As you can see, Thanksgiving stands between a Satanic holiday and Christmas, a holiday with grave pagan origins. How we approach each holiday is our choice. Whether we observe it or denounce it is based on our understanding and preference. However, whether we observe it or not will depend on whether we make it our tradition. Christmas is one tradition that one can own for self. The truth is every practice outside of Christ is pagan, every holiday outside of finding the life and sacrifice of Christ in the midst is useless. Every day that is not dedicated to the Lord will prove vain, and every activity that is void of godly honor will prove a disgrace in the end.

The reason some of the religious leaders years ago decided they would set aside December 25th to celebrate the fact that Jesus was born into the human race was clearly their way of taking back one day that had been hijacked in a destructive way. Were they wrong? I believe for the most part their hearts and motives were in the right place, and I also believe if people’s hearts are pure and right in celebrating Jesus’ great entrance into the world on December 25th, that they are not wrong either.

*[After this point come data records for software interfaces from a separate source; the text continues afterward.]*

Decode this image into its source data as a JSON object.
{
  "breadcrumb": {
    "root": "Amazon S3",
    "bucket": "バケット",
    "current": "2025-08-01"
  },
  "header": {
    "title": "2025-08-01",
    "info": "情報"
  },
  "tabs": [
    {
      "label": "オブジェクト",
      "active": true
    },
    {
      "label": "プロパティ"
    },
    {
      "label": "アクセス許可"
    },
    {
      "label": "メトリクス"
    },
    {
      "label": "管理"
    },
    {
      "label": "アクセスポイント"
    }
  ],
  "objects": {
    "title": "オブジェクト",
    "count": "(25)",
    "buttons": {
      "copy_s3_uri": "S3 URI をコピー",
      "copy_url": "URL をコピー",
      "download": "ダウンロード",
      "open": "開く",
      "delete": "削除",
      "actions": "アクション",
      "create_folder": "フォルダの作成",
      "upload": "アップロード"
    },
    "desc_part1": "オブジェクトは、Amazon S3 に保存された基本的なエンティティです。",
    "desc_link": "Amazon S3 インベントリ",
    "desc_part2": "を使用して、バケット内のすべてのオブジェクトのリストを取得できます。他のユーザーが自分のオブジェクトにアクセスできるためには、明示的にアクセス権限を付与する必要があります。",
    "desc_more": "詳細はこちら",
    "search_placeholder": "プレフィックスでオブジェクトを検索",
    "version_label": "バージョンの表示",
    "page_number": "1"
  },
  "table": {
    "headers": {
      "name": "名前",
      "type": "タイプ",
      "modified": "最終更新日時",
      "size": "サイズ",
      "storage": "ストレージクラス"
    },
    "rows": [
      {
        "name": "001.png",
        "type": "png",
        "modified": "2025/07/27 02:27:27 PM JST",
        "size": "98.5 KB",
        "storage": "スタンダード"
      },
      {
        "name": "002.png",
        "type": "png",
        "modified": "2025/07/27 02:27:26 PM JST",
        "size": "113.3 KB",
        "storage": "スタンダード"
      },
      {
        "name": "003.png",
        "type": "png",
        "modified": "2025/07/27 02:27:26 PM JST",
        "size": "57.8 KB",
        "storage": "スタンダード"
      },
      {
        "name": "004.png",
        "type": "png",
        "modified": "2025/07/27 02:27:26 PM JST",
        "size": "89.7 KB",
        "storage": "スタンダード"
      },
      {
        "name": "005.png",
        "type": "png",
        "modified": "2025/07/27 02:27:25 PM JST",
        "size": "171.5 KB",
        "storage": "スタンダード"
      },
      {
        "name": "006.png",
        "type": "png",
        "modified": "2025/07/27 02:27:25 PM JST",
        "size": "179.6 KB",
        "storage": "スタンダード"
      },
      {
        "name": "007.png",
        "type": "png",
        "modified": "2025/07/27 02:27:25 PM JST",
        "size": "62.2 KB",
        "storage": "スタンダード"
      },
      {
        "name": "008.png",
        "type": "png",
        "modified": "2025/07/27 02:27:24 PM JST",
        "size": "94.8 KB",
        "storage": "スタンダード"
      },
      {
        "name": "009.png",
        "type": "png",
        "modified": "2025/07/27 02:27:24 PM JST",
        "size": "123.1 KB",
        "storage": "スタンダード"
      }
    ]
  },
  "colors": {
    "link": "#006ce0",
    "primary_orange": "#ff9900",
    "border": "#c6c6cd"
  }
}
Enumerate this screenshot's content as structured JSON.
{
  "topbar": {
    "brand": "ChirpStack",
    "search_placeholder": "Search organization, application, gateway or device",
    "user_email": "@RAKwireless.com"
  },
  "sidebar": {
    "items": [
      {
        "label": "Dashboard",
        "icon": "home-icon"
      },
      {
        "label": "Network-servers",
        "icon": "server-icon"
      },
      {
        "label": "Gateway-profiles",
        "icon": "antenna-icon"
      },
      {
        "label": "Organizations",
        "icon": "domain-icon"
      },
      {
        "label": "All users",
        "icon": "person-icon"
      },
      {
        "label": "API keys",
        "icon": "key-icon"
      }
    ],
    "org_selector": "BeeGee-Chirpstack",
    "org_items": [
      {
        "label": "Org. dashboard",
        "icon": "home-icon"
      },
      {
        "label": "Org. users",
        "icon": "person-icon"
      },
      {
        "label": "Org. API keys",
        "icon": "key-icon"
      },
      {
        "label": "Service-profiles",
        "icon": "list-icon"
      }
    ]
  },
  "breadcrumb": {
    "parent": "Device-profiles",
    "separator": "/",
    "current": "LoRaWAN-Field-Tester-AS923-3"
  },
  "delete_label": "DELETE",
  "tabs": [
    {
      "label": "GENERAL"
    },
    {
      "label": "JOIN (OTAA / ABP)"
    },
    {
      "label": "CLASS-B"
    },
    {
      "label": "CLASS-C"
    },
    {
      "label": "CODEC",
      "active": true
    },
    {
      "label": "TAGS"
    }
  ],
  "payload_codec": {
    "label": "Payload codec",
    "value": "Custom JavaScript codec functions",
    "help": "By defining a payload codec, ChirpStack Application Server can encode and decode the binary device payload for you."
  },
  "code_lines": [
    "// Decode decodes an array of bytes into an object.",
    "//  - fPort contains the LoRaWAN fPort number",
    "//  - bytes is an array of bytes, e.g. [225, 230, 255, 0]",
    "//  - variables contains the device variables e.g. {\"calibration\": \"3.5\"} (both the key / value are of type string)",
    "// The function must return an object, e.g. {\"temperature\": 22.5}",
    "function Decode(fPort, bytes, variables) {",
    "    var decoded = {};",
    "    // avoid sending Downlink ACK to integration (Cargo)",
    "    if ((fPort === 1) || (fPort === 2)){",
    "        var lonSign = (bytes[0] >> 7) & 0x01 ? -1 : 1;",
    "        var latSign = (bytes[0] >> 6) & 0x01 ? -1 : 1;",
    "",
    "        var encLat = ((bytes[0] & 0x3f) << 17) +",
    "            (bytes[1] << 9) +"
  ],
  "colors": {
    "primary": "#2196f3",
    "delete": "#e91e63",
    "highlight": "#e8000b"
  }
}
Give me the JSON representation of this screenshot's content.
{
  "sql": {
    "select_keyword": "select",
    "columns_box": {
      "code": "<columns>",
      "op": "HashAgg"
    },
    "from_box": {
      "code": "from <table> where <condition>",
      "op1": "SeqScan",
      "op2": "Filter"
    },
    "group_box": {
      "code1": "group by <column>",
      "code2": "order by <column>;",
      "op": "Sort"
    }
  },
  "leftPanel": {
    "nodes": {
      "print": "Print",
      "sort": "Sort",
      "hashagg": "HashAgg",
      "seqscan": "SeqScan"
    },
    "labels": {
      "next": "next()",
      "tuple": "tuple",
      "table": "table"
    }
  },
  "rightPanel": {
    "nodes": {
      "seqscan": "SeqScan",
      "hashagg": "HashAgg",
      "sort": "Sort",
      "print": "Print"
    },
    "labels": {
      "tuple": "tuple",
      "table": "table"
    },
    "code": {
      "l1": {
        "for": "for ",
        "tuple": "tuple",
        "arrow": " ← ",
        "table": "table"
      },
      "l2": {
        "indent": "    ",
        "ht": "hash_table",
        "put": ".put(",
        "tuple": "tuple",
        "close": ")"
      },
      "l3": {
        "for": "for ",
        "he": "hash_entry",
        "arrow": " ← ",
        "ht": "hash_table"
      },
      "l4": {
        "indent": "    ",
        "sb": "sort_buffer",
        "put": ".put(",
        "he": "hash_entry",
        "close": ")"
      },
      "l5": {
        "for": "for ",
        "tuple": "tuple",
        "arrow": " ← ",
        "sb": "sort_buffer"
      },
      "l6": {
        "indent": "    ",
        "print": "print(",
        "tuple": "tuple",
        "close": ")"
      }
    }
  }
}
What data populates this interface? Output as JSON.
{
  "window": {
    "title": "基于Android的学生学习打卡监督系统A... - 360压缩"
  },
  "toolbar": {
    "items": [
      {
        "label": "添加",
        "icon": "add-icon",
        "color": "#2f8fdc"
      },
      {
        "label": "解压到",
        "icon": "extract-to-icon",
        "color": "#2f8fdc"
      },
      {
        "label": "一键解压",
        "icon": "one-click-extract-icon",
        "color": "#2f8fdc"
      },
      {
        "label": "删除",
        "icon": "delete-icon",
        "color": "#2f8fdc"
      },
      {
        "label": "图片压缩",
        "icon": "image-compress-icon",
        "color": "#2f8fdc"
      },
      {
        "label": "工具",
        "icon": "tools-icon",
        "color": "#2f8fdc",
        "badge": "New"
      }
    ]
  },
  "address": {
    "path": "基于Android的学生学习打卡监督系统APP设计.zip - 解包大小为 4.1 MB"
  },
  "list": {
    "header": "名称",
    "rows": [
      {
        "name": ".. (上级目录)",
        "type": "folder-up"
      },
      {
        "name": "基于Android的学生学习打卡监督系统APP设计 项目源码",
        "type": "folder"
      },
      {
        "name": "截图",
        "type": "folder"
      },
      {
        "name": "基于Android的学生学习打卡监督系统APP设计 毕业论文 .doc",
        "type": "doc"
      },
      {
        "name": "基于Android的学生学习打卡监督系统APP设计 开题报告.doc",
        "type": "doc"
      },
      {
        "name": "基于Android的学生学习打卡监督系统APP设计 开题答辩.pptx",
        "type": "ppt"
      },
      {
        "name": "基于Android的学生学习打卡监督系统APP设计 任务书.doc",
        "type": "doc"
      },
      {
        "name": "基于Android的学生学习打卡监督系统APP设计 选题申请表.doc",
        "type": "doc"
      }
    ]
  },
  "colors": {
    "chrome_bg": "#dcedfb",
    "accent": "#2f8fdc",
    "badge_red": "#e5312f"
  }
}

My heart this season of peace and good-will to all men is that we cease from looking backwards, arguing over dates, and getting caught up in unprofitable debates. As believers, we can all agree that Jesus came into this world, sent by the Father to redeem us, and because of His great gift of love, our lives have been forever changed. It you memorialize Jesus’ Incarnation on the 25th of December, I bid you a blessed Christmas and if you do not, we together can still rejoice, for it is the day that the Lord has made.